- Installation: Asymptote
- Concept + Design: Douglas Edric Stanley
- Exhibition: Prix Ars Electronica
- Date (festival): September 2-7, 2000
- Date (exhibition): September 2-17, 2000
- Location: Ars Electronica Center, Linz, Austria
- Information: Asymptote documentation
- Press Release: "Asymptote", Douglas Edric Stanley
I have received an honorary mention at the Prix Ars Electronica, which basically means that the festival gets to invite me to their prestigious festival without really having to pay me anything (great deal, huh?). Luckily, the piece was well-funded by the ICC, so at least I'm not losing any money on the show.
So I've been at least trying to maximize my efforts by giving as many interviews as they can throw at me. That means quite a few interviews as my installation is very popular with the journalists: they keep telling me that my piece is the least “technological” and the most “humanist”, two arguments that are diametrically opposed to my intentions. A german radio host from Berlin and I got into an interesting debate over this matter. While I agree that the piece is pretty, ok, that's a nice thing but it doesn't make it humanist (what a ghastly term).
I also gave an interview to the NHK -- cute young woman presenter co-presenting with an older, more sophisticate man -- and to an incredibly pretentious Italian presenter was a total
jerk. He was followed was another Italian, more genial this time, named Ivo Mej, who gave me the lowdown on the previous interviewer. Ivo was actually very funny, very Italian. We had quite a laugh.
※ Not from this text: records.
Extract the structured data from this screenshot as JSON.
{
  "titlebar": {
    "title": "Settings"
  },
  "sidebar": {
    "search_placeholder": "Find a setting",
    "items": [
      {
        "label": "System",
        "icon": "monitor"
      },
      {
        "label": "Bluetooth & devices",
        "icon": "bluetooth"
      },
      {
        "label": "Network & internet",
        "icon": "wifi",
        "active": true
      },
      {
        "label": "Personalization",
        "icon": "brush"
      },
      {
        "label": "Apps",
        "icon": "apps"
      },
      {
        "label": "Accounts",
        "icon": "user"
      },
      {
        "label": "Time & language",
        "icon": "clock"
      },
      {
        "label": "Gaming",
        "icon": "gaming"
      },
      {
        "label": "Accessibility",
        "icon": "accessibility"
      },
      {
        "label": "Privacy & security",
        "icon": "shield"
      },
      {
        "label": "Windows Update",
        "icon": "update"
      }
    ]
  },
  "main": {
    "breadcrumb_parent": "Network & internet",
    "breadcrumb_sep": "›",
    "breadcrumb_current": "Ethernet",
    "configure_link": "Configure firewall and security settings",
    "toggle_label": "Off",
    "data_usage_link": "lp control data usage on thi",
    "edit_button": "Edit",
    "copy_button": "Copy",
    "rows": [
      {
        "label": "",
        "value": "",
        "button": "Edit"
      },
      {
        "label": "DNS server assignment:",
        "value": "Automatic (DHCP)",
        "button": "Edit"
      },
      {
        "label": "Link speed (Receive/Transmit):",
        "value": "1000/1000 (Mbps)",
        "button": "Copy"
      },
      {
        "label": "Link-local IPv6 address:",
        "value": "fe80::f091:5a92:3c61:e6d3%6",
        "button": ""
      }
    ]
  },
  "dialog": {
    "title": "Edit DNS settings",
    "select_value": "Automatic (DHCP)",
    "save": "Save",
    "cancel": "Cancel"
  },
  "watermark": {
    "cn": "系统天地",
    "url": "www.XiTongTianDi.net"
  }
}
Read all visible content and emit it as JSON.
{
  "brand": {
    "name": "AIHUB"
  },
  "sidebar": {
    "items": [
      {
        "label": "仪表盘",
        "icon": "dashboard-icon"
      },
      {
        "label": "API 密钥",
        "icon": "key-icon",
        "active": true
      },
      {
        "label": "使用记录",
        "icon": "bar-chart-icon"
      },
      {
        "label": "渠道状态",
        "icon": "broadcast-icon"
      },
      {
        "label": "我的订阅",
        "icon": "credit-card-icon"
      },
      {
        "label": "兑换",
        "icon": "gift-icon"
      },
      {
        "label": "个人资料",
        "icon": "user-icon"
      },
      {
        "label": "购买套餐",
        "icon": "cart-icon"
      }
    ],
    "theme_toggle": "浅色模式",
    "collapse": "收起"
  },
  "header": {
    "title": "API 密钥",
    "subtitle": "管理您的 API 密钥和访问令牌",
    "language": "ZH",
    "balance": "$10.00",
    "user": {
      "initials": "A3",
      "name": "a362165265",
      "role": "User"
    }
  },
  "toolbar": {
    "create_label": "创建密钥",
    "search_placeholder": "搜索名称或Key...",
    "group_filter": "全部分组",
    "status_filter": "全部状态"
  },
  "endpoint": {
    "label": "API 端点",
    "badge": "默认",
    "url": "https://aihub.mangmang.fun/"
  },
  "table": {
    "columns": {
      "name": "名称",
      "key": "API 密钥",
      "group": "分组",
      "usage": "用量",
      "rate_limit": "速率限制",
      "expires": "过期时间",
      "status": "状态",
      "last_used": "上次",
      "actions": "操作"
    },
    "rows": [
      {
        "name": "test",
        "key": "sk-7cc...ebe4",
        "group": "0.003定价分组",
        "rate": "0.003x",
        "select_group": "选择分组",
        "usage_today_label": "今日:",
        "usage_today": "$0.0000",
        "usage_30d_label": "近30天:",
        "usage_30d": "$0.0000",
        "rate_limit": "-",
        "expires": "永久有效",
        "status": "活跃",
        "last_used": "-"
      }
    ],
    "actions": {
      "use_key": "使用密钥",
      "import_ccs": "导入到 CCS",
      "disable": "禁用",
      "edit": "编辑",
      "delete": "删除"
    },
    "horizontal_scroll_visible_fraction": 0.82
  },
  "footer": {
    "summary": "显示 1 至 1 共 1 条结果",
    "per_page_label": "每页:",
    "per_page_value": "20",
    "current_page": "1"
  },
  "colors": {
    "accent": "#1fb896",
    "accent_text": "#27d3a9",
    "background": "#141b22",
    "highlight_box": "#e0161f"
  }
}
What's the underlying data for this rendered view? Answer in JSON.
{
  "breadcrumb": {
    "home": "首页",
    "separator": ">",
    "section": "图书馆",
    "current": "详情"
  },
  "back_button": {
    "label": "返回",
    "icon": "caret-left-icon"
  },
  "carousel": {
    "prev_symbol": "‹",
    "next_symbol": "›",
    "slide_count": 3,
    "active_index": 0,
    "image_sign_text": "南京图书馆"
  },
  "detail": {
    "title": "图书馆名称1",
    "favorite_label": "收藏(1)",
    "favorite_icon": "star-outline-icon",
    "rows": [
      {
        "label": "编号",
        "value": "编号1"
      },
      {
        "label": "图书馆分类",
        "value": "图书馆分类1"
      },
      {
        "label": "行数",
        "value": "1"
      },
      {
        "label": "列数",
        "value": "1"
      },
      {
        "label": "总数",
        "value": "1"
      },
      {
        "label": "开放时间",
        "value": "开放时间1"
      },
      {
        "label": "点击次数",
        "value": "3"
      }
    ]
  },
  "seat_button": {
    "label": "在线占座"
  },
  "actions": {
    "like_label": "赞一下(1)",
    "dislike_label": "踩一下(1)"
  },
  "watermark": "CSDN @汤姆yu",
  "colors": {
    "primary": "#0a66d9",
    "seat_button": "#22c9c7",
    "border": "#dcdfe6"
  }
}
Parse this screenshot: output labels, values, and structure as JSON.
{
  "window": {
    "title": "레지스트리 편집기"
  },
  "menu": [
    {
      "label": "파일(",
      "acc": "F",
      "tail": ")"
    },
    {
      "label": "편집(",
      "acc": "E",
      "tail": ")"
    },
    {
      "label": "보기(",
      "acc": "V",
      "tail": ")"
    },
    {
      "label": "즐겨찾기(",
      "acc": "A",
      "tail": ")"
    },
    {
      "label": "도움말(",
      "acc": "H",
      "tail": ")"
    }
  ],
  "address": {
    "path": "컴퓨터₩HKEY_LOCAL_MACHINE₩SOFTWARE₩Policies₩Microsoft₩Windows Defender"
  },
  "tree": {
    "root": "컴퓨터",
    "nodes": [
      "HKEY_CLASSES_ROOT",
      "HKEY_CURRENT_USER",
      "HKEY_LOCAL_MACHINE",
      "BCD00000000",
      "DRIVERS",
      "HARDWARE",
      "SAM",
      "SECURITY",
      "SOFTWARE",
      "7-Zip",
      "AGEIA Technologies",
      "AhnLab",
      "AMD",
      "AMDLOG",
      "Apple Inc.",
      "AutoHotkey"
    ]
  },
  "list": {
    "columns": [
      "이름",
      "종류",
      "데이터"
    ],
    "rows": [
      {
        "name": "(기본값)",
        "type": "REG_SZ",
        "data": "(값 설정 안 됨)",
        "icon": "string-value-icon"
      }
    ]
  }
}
I also spoke to some equally pretentious Parisian reporters, and to some Americans that seemed to be lost more than anything else. Start speaking about 18th century European literature to an American (the piece is based on a Kleist text) and they run for the hills. Luckily, they were followed by an interesting journalist from Austria who was (surprise) thrilled to have an artist working with Kleist. She totally got it, too.
I was told by many that Ars Electronica is great platform for getting noticed. While the installation is very popular, I have serious doubts, based on the meeting I've had so far with curators, that anything of any importance will come of all this. Having the public like a piece is not the same as getting a curator on your side. Especially if the people sees the piece as “humanist”. Yikes!